Biofuel producer fights citizen-owned restriction on funds
By MATEUSZ PERKOWSKI
French agriculture giant Louis Dreyfus claims to be the victim of discrimination by USDA, which refuses to disburse renewable fuel payments to foreign-owned companies.
The Paris-based company has filed a legal complaint claiming the agency violated the U.S. Constitution and federal laws by discriminating against foreign-owned producers.
As part of the 2008 Farm Bill, Congress approved an Advanced Biofuel Statute that requires USDA to dispense $300 million to producers of renewable fuel other than traditional corn ethanol.
Last year, the agency announced funding would only be available to companies that are majority-owned by citizens and permanent residents of the U.S. or its territories.
Louis Dreyfus tried to obtain funding for its biodiesel plant in Claypool, Ind., in August 2009 but its application was rejected by USDA due to the citizenship requirement.
The USDA admitted the requirement wasn't mandated by law, but said "it is consistent with the agency's other programs," according to a proposed rule. Capital Press could not reach the agency for further comment.
Louis Dreyfus claims the language of the Farm Bill prohibits the agency from withholding funds based on the foreign ownership of renewable fuel producers.
"The Advanced Biofuels Statute neither imposes a U.S. citizenship requirement nor authorizes USDA to create one on its own," the complaint said. "Indeed, the purpose of the statute was to expand, not contract, the class of producers who would be eligible for payments under the program."
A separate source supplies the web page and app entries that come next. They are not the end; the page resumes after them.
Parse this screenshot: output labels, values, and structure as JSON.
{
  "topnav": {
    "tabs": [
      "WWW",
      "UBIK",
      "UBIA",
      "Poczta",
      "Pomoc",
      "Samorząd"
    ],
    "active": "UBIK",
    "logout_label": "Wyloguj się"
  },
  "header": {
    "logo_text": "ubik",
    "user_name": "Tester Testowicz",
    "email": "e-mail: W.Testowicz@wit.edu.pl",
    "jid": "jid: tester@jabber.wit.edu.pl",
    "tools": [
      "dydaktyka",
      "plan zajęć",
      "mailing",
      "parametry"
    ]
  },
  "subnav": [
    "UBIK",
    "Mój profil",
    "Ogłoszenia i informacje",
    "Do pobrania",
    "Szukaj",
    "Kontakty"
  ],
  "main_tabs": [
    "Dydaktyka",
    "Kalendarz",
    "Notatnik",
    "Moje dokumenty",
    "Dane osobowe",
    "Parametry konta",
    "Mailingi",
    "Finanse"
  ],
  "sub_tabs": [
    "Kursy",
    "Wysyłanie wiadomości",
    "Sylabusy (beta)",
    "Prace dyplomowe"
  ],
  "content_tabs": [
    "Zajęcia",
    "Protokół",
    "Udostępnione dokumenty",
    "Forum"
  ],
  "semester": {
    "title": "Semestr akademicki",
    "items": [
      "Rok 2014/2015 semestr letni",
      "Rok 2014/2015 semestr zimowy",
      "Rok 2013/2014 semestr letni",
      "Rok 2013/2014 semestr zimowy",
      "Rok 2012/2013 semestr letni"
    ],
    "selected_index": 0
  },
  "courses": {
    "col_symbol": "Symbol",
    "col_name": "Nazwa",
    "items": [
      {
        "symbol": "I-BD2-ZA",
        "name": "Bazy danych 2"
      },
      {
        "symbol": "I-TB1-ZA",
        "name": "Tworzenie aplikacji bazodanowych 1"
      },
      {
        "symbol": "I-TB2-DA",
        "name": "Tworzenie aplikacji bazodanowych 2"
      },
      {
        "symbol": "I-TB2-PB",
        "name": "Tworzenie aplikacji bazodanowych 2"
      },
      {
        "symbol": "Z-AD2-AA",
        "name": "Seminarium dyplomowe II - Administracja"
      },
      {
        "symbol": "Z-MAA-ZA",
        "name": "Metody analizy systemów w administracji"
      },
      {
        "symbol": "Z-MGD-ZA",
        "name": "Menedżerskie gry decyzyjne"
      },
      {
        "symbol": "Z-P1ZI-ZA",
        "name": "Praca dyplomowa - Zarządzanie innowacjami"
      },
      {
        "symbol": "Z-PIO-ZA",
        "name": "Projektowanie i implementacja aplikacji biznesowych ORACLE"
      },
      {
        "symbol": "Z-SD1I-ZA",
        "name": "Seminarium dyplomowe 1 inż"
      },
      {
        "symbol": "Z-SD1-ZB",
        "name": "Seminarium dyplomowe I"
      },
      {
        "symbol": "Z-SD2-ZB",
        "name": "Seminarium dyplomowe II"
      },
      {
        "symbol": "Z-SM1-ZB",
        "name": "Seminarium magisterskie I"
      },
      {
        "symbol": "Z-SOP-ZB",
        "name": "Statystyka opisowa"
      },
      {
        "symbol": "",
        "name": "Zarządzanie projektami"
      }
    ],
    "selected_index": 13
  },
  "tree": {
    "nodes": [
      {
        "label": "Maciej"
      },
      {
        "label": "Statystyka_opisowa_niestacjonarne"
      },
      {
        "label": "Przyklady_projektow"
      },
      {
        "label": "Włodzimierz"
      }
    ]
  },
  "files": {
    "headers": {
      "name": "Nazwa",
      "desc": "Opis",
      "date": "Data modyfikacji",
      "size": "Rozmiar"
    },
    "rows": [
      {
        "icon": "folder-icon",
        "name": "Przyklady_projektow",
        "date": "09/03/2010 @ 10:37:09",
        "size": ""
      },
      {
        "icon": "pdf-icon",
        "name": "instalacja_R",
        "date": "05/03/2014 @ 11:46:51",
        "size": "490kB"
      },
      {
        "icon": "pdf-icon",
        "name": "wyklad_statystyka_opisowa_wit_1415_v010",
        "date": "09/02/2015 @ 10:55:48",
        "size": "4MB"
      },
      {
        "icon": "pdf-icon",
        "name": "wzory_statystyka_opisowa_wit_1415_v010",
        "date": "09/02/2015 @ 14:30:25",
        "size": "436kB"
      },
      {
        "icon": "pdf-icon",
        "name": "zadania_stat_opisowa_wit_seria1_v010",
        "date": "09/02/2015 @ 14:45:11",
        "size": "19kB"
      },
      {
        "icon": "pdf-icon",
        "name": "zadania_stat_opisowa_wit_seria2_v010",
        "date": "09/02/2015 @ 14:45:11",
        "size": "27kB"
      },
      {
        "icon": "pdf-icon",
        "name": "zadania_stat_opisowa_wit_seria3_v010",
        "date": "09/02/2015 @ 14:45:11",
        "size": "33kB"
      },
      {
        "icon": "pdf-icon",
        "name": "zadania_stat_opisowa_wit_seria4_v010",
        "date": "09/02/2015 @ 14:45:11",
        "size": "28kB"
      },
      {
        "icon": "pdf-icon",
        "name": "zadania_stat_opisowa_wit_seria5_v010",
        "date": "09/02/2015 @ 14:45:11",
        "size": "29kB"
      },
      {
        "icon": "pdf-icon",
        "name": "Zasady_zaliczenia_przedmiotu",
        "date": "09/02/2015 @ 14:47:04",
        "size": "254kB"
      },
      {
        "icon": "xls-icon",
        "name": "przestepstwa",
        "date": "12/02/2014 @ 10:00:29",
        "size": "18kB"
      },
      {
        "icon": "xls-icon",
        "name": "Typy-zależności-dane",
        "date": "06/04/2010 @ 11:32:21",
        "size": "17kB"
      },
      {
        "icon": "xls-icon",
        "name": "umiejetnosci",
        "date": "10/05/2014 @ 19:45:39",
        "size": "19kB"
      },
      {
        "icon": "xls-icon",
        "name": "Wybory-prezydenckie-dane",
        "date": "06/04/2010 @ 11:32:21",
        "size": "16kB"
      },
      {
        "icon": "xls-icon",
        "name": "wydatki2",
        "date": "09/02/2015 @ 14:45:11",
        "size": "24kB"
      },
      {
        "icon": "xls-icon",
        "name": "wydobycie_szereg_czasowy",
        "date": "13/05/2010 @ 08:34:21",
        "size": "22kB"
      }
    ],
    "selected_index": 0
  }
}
The company also claims USDA violated administrative law and unconstitutionally deprived foreign-owned producers of their rights.
There is no rational reason to exclude Louis Dreyfus' facility from the renewable fuel program, since the plant uses soybeans grown in the U.S. to produce oil for biodiesel, the complaint said.
The plant is capable of generating more than 88 million gallons of biodiesel a year and employs about 100 people, the complaint said. Louis Dreyfus invested $165 million in building the facility, which was completed in 2007.
"Inclusion of the Claypool facility in the Advanced Biofuels Program is consistent with, and significantly advances, the congressional purpose of supporting and ensuring an expanded production of advanced biofuels in the United States," the complaint said.
Louis Dreyfus has asked a federal judge in Washington, D.C., to declare the citizenship requirement invalid.
The company also seeks an injunction that would either stop USDA from disbursing funds under the program or force the agency to set aside money for Louis Dreyfus, pending the lawsuit's outcome.